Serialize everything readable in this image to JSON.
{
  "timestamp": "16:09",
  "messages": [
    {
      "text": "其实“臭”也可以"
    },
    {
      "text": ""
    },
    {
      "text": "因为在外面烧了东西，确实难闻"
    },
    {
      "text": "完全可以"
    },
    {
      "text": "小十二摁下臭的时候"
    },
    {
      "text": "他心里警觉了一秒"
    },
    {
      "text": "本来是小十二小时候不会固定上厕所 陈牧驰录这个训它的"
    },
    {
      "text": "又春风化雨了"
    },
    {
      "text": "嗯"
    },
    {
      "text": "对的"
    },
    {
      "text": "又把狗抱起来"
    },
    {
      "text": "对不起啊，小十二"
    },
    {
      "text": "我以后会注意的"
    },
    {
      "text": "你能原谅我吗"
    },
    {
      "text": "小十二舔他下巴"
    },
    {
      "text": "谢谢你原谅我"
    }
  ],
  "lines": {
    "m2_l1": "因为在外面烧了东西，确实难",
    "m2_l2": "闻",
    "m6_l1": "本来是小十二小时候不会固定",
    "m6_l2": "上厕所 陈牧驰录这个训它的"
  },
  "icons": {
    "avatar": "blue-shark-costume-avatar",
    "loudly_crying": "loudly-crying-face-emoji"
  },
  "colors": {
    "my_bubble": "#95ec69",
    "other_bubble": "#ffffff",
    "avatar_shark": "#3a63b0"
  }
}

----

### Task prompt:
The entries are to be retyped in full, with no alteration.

### Exercise solution:
Serialize everything readable in this image to JSON.
{
  "timestamp": "16:09",
  "messages": [
    {
      "text": "其实“臭”也可以"
    },
    {
      "text": ""
    },
    {
      "text": "因为在外面烧了东西，确实难闻"
    },
    {
      "text": "完全可以"
    },
    {
      "text": "小十二摁下臭的时候"
    },
    {
      "text": "他心里警觉了一秒"
    },
    {
      "text": "本来是小十二小时候不会固定上厕所 陈牧驰录这个训它的"
    },
    {
      "text": "又春风化雨了"
    },
    {
      "text": "嗯"
    },
    {
      "text": "对的"
    },
    {
      "text": "又把狗抱起来"
    },
    {
      "text": "对不起啊，小十二"
    },
    {
      "text": "我以后会注意的"
    },
    {
      "text": "你能原谅我吗"
    },
    {
      "text": "小十二舔他下巴"
    },
    {
      "text": "谢谢你原谅我"
    }
  ],
  "lines": {
    "m2_l1": "因为在外面烧了东西，确实难",
    "m2_l2": "闻",
    "m6_l1": "本来是小十二小时候不会固定",
    "m6_l2": "上厕所 陈牧驰录这个训它的"
  },
  "icons": {
    "avatar": "blue-shark-costume-avatar",
    "loudly_crying": "loudly-crying-face-emoji"
  },
  "colors": {
    "my_bubble": "#95ec69",
    "other_bubble": "#ffffff",
    "avatar_shark": "#3a63b0"
  }
}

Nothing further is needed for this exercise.